Death can be our friend, and my version embraces the figure as an Agent of Change. The central image is radical enough that I felt some classical card elements were needed, and so on the right side of the card, and including the river with its toy boat indicating our journey on the waters of Time, everything is derived directly from RWS, only fed through a circus sensibility. The spirit of the little circus boy is holding the white rose that appears on the flag in Pamela Coleman Smith's drawing. The sun rising over twin mountains (here represented by the Big Top) is an important element in the message of Change -- is it Dusk, or is it, as I prefer to believe, Dawn? Either way, it seemed appropriate to use a clock face to represent that celestial body, and this clockface is taken from the Grandfather Clock that I lived with for most of my life in my mother's house. I was such a little boy when she bought that clock that I could actually climb inside the mechanism casing. For many years, its strident bell punctuated my days and nights. "Time and Motion Wait for No Man."

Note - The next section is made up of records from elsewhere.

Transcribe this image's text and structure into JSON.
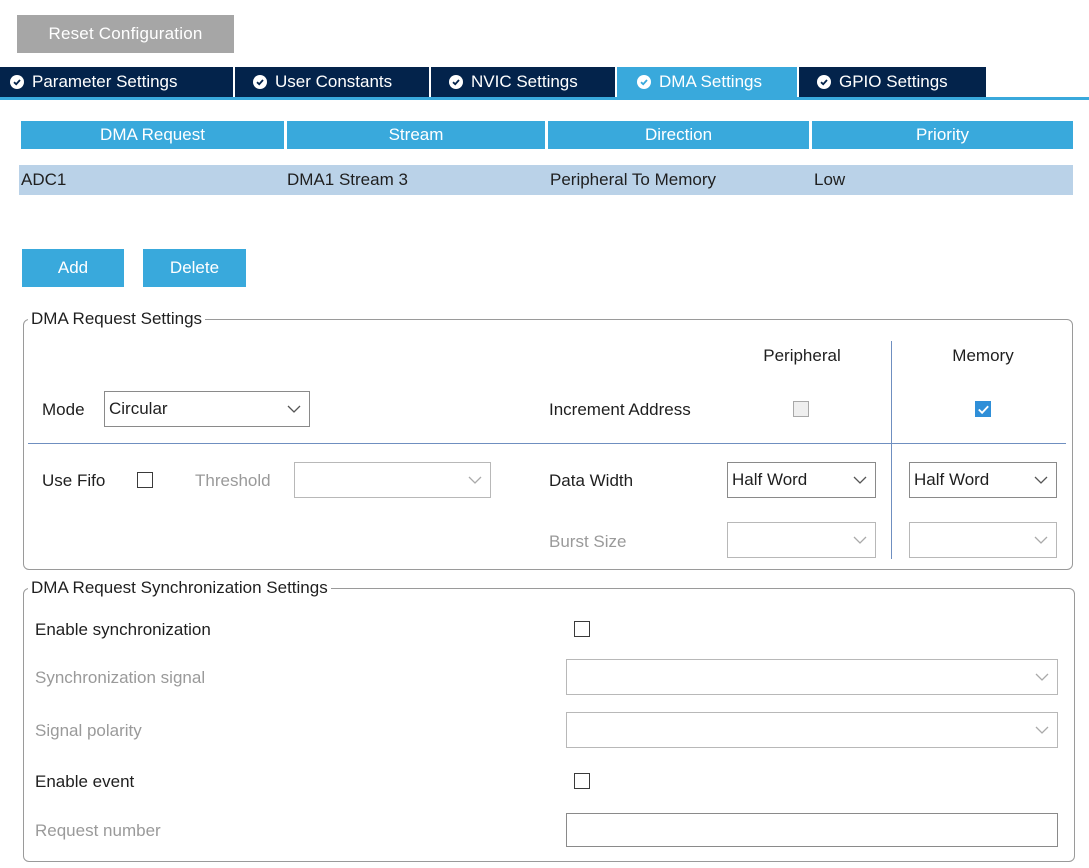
{
  "toolbar": {
    "reset_label": "Reset Configuration"
  },
  "tabs": [
    {
      "label": "Parameter Settings",
      "active": false
    },
    {
      "label": "User Constants",
      "active": false
    },
    {
      "label": "NVIC Settings",
      "active": false
    },
    {
      "label": "DMA Settings",
      "active": true
    },
    {
      "label": "GPIO Settings",
      "active": false
    }
  ],
  "table": {
    "headers": [
      "DMA Request",
      "Stream",
      "Direction",
      "Priority"
    ],
    "rows": [
      [
        "ADC1",
        "DMA1 Stream 3",
        "Peripheral To Memory",
        "Low"
      ]
    ]
  },
  "buttons": {
    "add": "Add",
    "delete": "Delete"
  },
  "request_settings": {
    "legend": "DMA Request Settings",
    "mode_label": "Mode",
    "mode_value": "Circular",
    "peripheral_header": "Peripheral",
    "memory_header": "Memory",
    "increment_label": "Increment Address",
    "peripheral_increment": false,
    "memory_increment": true,
    "use_fifo_label": "Use Fifo",
    "use_fifo": false,
    "threshold_label": "Threshold",
    "threshold_value": "",
    "data_width_label": "Data Width",
    "peripheral_data_width": "Half Word",
    "memory_data_width": "Half Word",
    "burst_size_label": "Burst Size",
    "peripheral_burst": "",
    "memory_burst": ""
  },
  "sync_settings": {
    "legend": "DMA Request Synchronization Settings",
    "enable_sync_label": "Enable synchronization",
    "enable_sync": false,
    "sync_signal_label": "Synchronization signal",
    "sync_signal_value": "",
    "signal_polarity_label": "Signal polarity",
    "signal_polarity_value": "",
    "enable_event_label": "Enable event",
    "enable_event": false,
    "request_number_label": "Request number",
    "request_number_value": ""
  },
  "colors": {
    "tab_bg": "#03234b",
    "accent": "#39a9dc",
    "row_bg": "#bad2e8",
    "reset_bg": "#a6a6a6"
  }
}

Although the card takes a generally light approach to the subject, I did feel the need to express the emotions of grief and regret -- and the Mourning painting that used to hang in my mother's room came immediately to mind as the perfect element, not only because of its subject but for the personal significance it held. That -- and also, it's really two words, isn't it? "Mourning," yes, but also "Morning."
I hope you like my card designs. Next up, THE WHEEL.